Dr Andrea Augsten, Strategist and Design Researcher, Innovation Lab of the Deutsche Gesellschaft für Internationale Zusammenarbeit (GIZ) GmbH and Board Member of the German Society for Design Theory and Research

Lynn Harles, Creative Engagement Manager, Museum für Naturkunde Berlin

Stephan Ott, Director, Institute for Design Research and Appliance 


Nikolaus Hößle

Burg Giebichenstein Kunsthochschule Halle

Anna Unterstab

Hochschule für bildende Künste Hamburg

Jan Colomer López

Universität der Künste Berlin

How do we want to coexist? The designs presented in the category Society & Community have the potential to trigger transformation processes in society. The design methods, many of which are participatory, bring forth integrative design proposals in the context of culture and society and contribute to advancing the necessary social – and even political – paradigm shift. The first steps towards a better form of coexistence are highly complex. To begin with, they must be capable of involving people with a wide range of different backgrounds. In their projects, the young designers provide detailed insights into the possible interfaces between existing and conceivable sustainable cultural practices and processes. This section presents a broad spectrum of ideas – from protest objects intended to point out misconduct and futurist space debris collectors to extremely specific proposals for community-fostering coexistence and learning tools for promoting more ecological behaviour patterns. 


Prof. Kris Krois, Professor an der Freien Universität Bozen

Barbara Lersch, Referentin Hans Sauer Stiftung 

Tobias Trübenbacher, Designer 


The Essence of Biocement
Friedrich Gerlach & Julia Huhnholz

Bauhaus-Universität Weimar

C.O.W. – Circular Organic Waste
Björn Naumann & Karl Anton Schinkel

Burg Giebichenstein Kunsthochschule Halle

Toxic Legacies
Leila Wallisser

Weißensee Kunsthochschule Berlin

How can we use design to make the environment and the people living in it more compatible? 

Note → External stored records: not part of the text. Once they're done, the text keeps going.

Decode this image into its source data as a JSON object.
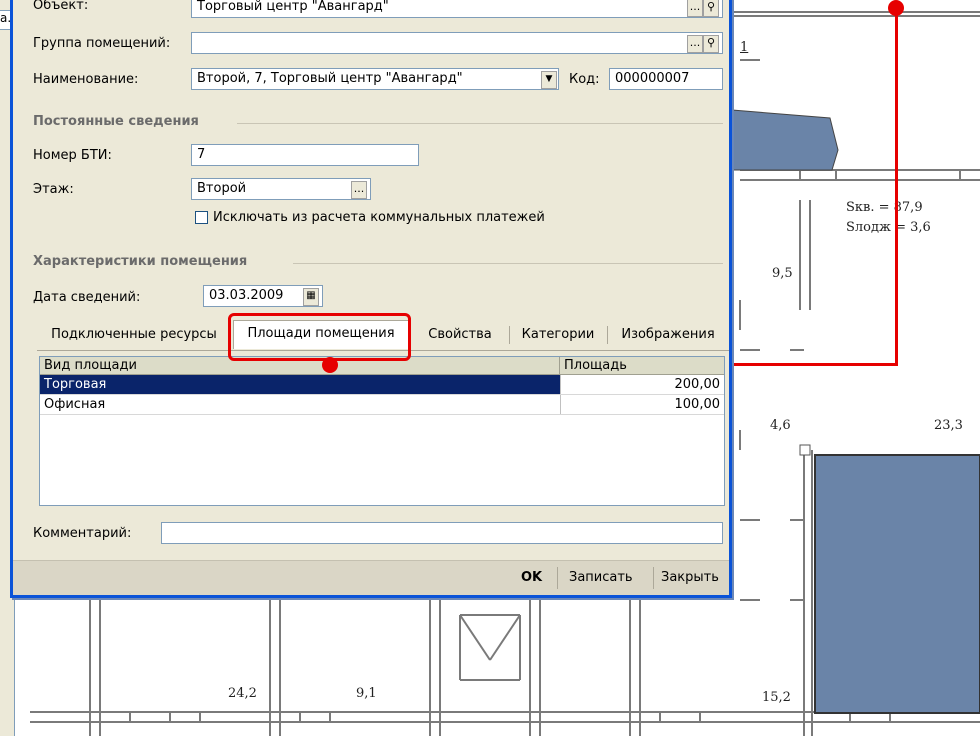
{
  "window_fragment": {
    "text": "а."
  },
  "dialog": {
    "object": {
      "label": "Объект:",
      "value": "Торговый центр \"Авангард\"",
      "ellipsis": "...",
      "search": "search-icon"
    },
    "room_group": {
      "label": "Группа помещений:",
      "value": "",
      "ellipsis": "...",
      "search": "search-icon"
    },
    "name": {
      "label": "Наименование:",
      "value": "Второй, 7, Торговый центр \"Авангард\"",
      "dropdown": "▼"
    },
    "code": {
      "label": "Код:",
      "value": "000000007"
    },
    "section_permanent": "Постоянные сведения",
    "bti_number": {
      "label": "Номер БТИ:",
      "value": "7"
    },
    "floor": {
      "label": "Этаж:",
      "value": "Второй",
      "ellipsis": "..."
    },
    "exclude_checkbox": {
      "label": "Исключать из расчета коммунальных платежей",
      "checked": false
    },
    "section_characteristics": "Характеристики помещения",
    "info_date": {
      "label": "Дата сведений:",
      "value": "03.03.2009",
      "icon": "calendar-icon"
    },
    "tabs": [
      {
        "label": "Подключенные ресурсы"
      },
      {
        "label": "Площади помещения",
        "active": true
      },
      {
        "label": "Свойства"
      },
      {
        "label": "Категории"
      },
      {
        "label": "Изображения"
      }
    ],
    "grid": {
      "columns": [
        "Вид площади",
        "Площадь"
      ],
      "rows": [
        {
          "type": "Торговая",
          "area": "200,00",
          "selected": true
        },
        {
          "type": "Офисная",
          "area": "100,00",
          "selected": false
        }
      ]
    },
    "comment": {
      "label": "Комментарий:",
      "value": ""
    },
    "footer": {
      "ok": "OK",
      "save": "Записать",
      "close": "Закрыть"
    }
  },
  "floor_plan": {
    "labels": {
      "s_main": "Sкв. = 87,9",
      "s_lodge": "Sлодж = 3,6",
      "r1": "9,5",
      "r2": "4,6",
      "r3": "23,3",
      "r4": "24,2",
      "r5": "9,1",
      "r6": "15,2",
      "top_fragment": "1"
    },
    "colors": {
      "fill": "#6a84a8",
      "wall": "#7a7a7a"
    }
  },
  "annotation": {
    "color": "#e60000"
  }
}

Today more than ever before, we have the knowledge and framework conditions to design products responsibly. The projects on view in the Sustainability & Circularity section integrate principles of efficiency, sufficiency, resilience and consistency into their overall conception and for the most part provide very specific design proposals for a product, material or process. To the extent possible, the young designers re-presented here strive to take all stages of the life cycle into account in their work—from material sourcing, production, distribution and use to end of life, reuse and reintegration. 

In this context, they place special emphasis on utilizing sustainable materials and integrating energy-efficient production processes, but also on thinking consistently in terms of circulation in economic, technical and biological processes. At as early a stage as possible, it is ever more important to explore utilization scenarios and consider concepts that aim for durability, decomposability, reparability and modularity and bear an impact on product form and functionality. 


Leif Huff, Design- und Innovationsstratege der Agentur FLUID 

Dr. phil. Florian Sametinger, Leiter Forschung der Agentur KISKA 

Ronja Scholz, Expertin für Eco-Design & Circular Service Design am Fraunhofer Institut für Zuverlässigkeit und Mikrointegration 


Marie Kurstjens

Bauhaus-Universität Weimar

Juliane Kühr

Hochschule der Bildenden Künste Saar

Echo Bounce
Paul Ickert

Hochschule für Technik und Wirtschaft Berlin

How can design do justice to individual needs? An exceptionally large number of the final projects submitted this year explore people’s special needs and create solutions for enabling more participation. The fact that so many young designers engage in inclusive design is notable – as is the persistence with which they question norms and involve the relevant target groups in their design processes. Participatory design methods facilitate sensitive ideas and designs distinguished by their potential to promote ideas for social inclusion and participation and put those ideas into practice. The designs on display in this section of the show create alternatives, promote diversity and plurality, and empower users to participate.